Chris Daddis is an Assistant Professor of Psychology at the Marion campus of The Ohio State University. He completed his undergraduate work at Cornell University and attended graduate school at the University of Rochester, earning his Ph.D. in Developmental Psychology in 2004.
At The Ohio State University, Dr. Daddis teaches Adolescent Development, Research Methods in Psychology, Moral Development, Psychology of Childhood, Educational Psychology, Introduction to Data Analysis, and Lifespan Development. He also directs undergraduate independent studies and supervises Senior Honors Theses. In addition, Dr. Daddis is the director of the honors program at the Ohio State Marion Campus.
Dr. Daddis' research employs a social cognitive approach to the study of adolescent autonomy development that focuses on changes in adolescents' and parents' social reasoning about the boundaries delineating adolescent and parent authority. Dr. Daddis' work specifically examines the processes that are associated with individual differences in autonomy development. Two related lines of research examine these processes.
The first examines the influence of peers on adolescents' construction of boundaries between personal and parental authority. The second line examines differences in the ways that adolescents actively assert autonomy through active management of information about their lives.
Selected PublicationsDaddis, C. (in press). Desire for Increased Autonomy and Adolescents' Perceptions of Peer Autonomy: "Everyone Else Can; Why Can't I?" Child Development
Daddis, C. (2010). Adolescent peer crowds and patterns of belief in the boundaries of personal authority. Journal of Adolescence, 33, 699-708.
Daddis, C., & Randolph, D. (2010). Dating and disclosure: Adolescent management of information regarding romantic involvement. Journal of Adolescence, 33, 309-320.
Daddis, C. (2008). Similarity between early and middle adolescent close friends' beliefs about personal jurisdiction. Social Development, 17, 1019-1038.
Daddis, C. (2008). Influence of close friends on the boundaries of adolescent personal authority. Journal of Research on Adolescence, 18, 75-98.

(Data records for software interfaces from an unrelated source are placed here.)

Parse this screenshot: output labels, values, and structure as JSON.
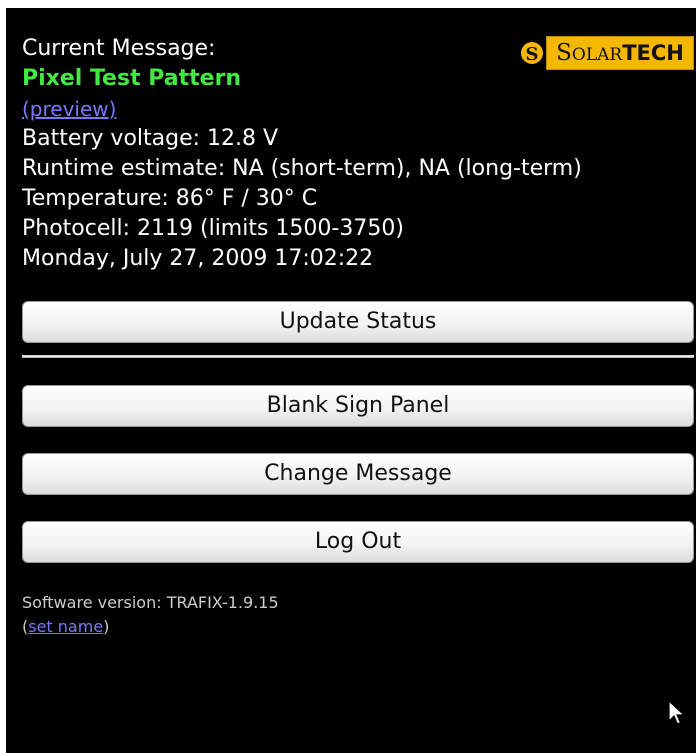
{
  "logo": {
    "brand": "SolarTech",
    "solar_initial": "S",
    "solar_rest": "OLAR",
    "tech": "TECH",
    "colors": {
      "background": "#f5b800",
      "text": "#111111"
    }
  },
  "status": {
    "current_message_label": "Current Message:",
    "current_message_value": "Pixel Test Pattern",
    "preview_link": "(preview)",
    "battery": "Battery voltage: 12.8 V",
    "runtime": "Runtime estimate: NA (short-term), NA (long-term)",
    "temperature": "Temperature: 86° F / 30° C",
    "photocell": "Photocell: 2119 (limits 1500-3750)",
    "datetime": "Monday, July 27, 2009 17:02:22"
  },
  "buttons": {
    "update_status": "Update Status",
    "blank_sign_panel": "Blank Sign Panel",
    "change_message": "Change Message",
    "log_out": "Log Out"
  },
  "footer": {
    "software_version": "Software version: TRAFIX-1.9.15",
    "open_paren": "(",
    "set_name_link": "set name",
    "close_paren": ")"
  },
  "icons": {
    "logo_mark": "sun-icon",
    "cursor": "mouse-pointer-icon"
  },
  "colors": {
    "page_background": "#000000",
    "message_name": "#44e844",
    "link": "#7878ff"
  }
}
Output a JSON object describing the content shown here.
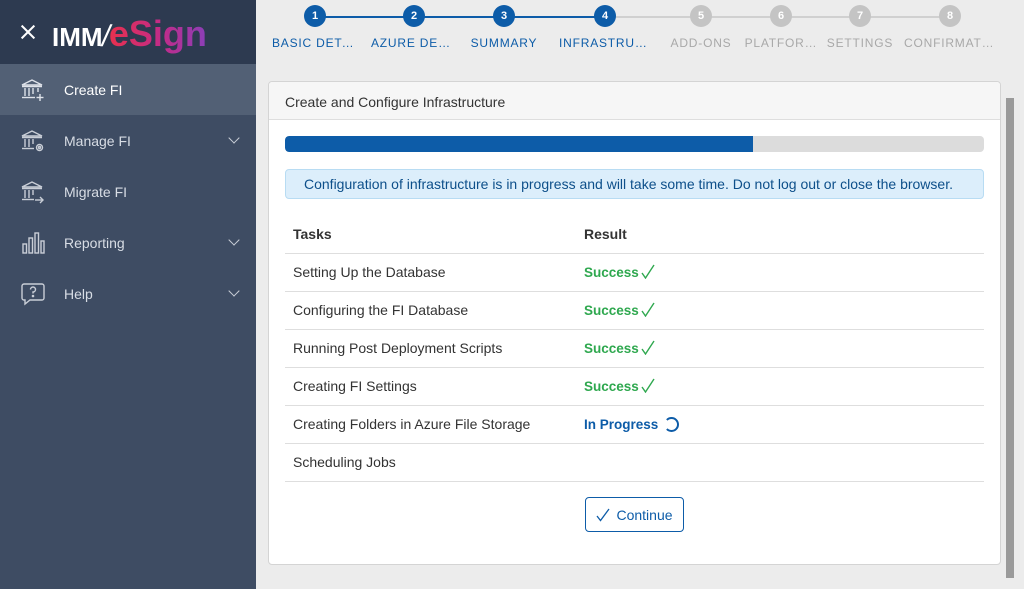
{
  "brand": {
    "logo_prefix": "IMM",
    "logo_slash": "/",
    "logo_name": "eSign"
  },
  "sidebar": {
    "items": [
      {
        "label": "Create FI",
        "icon": "bank-plus-icon",
        "active": true,
        "expandable": false
      },
      {
        "label": "Manage FI",
        "icon": "bank-gear-icon",
        "active": false,
        "expandable": true
      },
      {
        "label": "Migrate FI",
        "icon": "bank-arrow-icon",
        "active": false,
        "expandable": false
      },
      {
        "label": "Reporting",
        "icon": "bar-chart-icon",
        "active": false,
        "expandable": true
      },
      {
        "label": "Help",
        "icon": "help-icon",
        "active": false,
        "expandable": true
      }
    ]
  },
  "stepper": {
    "steps": [
      {
        "num": "1",
        "label": "BASIC DETA…",
        "state": "done"
      },
      {
        "num": "2",
        "label": "AZURE DETA…",
        "state": "done"
      },
      {
        "num": "3",
        "label": "SUMMARY",
        "state": "done"
      },
      {
        "num": "4",
        "label": "INFRASTRUCT…",
        "state": "done"
      },
      {
        "num": "5",
        "label": "ADD-ONS",
        "state": "todo"
      },
      {
        "num": "6",
        "label": "PLATFOR…",
        "state": "todo"
      },
      {
        "num": "7",
        "label": "SETTINGS",
        "state": "todo"
      },
      {
        "num": "8",
        "label": "CONFIRMATI…",
        "state": "todo"
      }
    ]
  },
  "card": {
    "title": "Create and Configure Infrastructure",
    "progress_fraction": 0.67,
    "alert": "Configuration of infrastructure is in progress and will take some time. Do not log out or close the browser.",
    "table": {
      "headers": [
        "Tasks",
        "Result"
      ],
      "rows": [
        {
          "task": "Setting Up the Database",
          "result": "Success",
          "status": "success"
        },
        {
          "task": "Configuring the FI Database",
          "result": "Success",
          "status": "success"
        },
        {
          "task": "Running Post Deployment Scripts",
          "result": "Success",
          "status": "success"
        },
        {
          "task": "Creating FI Settings",
          "result": "Success",
          "status": "success"
        },
        {
          "task": "Creating Folders in Azure File Storage",
          "result": "In Progress",
          "status": "progress"
        },
        {
          "task": "Scheduling Jobs",
          "result": "",
          "status": "pending"
        }
      ]
    },
    "continue_label": "Continue"
  },
  "colors": {
    "primary": "#0d5ca8",
    "success": "#2fa84f",
    "sidebar": "#3e4c63",
    "sidebar_active": "#526075",
    "step_inactive": "#c4c4c4"
  }
}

Horn, S. S., Daddis, C., & Killen, M. (2008). Peer relationships and social groups: Implications for moral education. In L. Nucci & D. Narvaez (Eds.), Handbook on moral and character Education (pp. 267-287). New York: Routledge.
Daddis, C., & Smetana, J. (2005). Middle-class African American families' expectations for adolescents' behavioural autonomy. International Journal of Behavioral Development, 29, 371-381.
Smetana, J., Campione-Barr, N., & Daddis, C. (2004). Longitudinal development of family decision making: Defining healthy behavioral autonomy for middle-class African American adolescents. Child Development, 75, 1418-1434.
Smetana, J., Daddis, C., & Chuang, S. (2003). Clean your room! A longitudinal investigation of adolescent-parent conflict and conflict resolution in middle class African American families. Journal of Adolescent Research, 18, 631-650.
Smetana, J. & Daddis, C. (2002). Domain specific antecedents of psychological control, Parental monitoring, and adolescent autonomy: The role of parenting beliefs and practices. Child Development, 73, 563-580.